Cancer patients try untested drugs in Britain

LONDON (AP) – When Jill Bracey Cowley was diagnosed with bone marrow cancer eight years ago, doctors told her she had two years to live. So she decided to take a gamble and try new drugs that hadn’t yet been approved.

“They’ve utterly changed my life,” said Cowley, 70, who credits the treatments with enabling her to live long enough to welcome six grandchildren into the world.

Unlike most terminally ill cancer patients, Cowley had the chance to try untested drugs. With the opening of a government-run network of experimental cancer clinics across the country this month, British doctors are hoping to offer millions of dying cancer patients the same chance.

The network builds on cancer research centers first established in 2002 to bring laboratory advances quickly to patients. Each center will receive $4 million from the Department of Health and Cancer Research United Kingdom to develop new treatments.

Under the government-supported trials, Cowley has tried at least four experimental medicines for free. Her doctors aren’t sure which ones have had the most impact but say her situation is stable.

In the United States, cancer patients can also sign up for experimental treatment, but there is no official national effort to help patients enroll. Most trials are run in academic centers, while 80 percent of cancer patients are treated in community hospitals. The American Cancer Society offers a matching service to line up suitable experimental trials for cancer patients, but success rates vary.

There is also a government-run Web site that attempts to provide trial listings for all diseases. According to a 2005 report, 20 percent of cancer patients in the U.S. are eligible to participate in drug studies, but only about 3 percent enroll.
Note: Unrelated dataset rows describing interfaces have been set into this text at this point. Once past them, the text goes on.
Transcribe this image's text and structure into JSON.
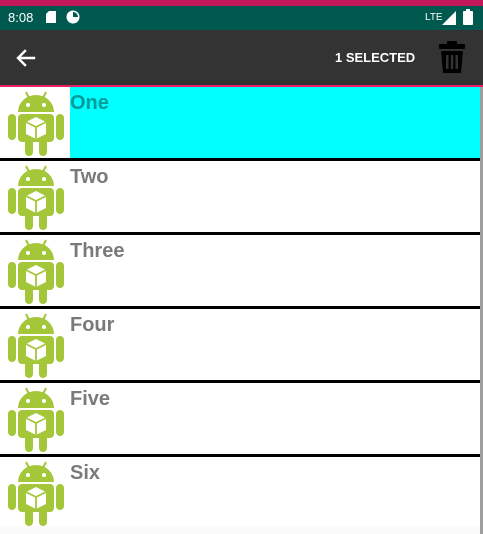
{
  "status_bar": {
    "time": "8:08",
    "network": "LTE",
    "icons": [
      "sd-card-icon",
      "app-notification-icon",
      "signal-icon",
      "battery-icon"
    ]
  },
  "app_bar": {
    "back_icon": "arrow-back-icon",
    "title": "1 SELECTED",
    "delete_icon": "trash-icon"
  },
  "colors": {
    "status_bar": "#00594f",
    "app_bar": "#333333",
    "selected_row": "#00ffff",
    "accent_line": "#e91e63",
    "android_green": "#a4c639"
  },
  "list": {
    "items": [
      {
        "label": "One",
        "selected": true,
        "icon": "android-icon"
      },
      {
        "label": "Two",
        "selected": false,
        "icon": "android-icon"
      },
      {
        "label": "Three",
        "selected": false,
        "icon": "android-icon"
      },
      {
        "label": "Four",
        "selected": false,
        "icon": "android-icon"
      },
      {
        "label": "Five",
        "selected": false,
        "icon": "android-icon"
      },
      {
        "label": "Six",
        "selected": false,
        "icon": "android-icon"
      }
    ]
  }
}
In Britain, there are now 19 centers where terminally ill patients can apply to try untested drugs. While clinics in France, the Netherlands and Italy offer cancer patients experimental treatments, no other European country has such a national network.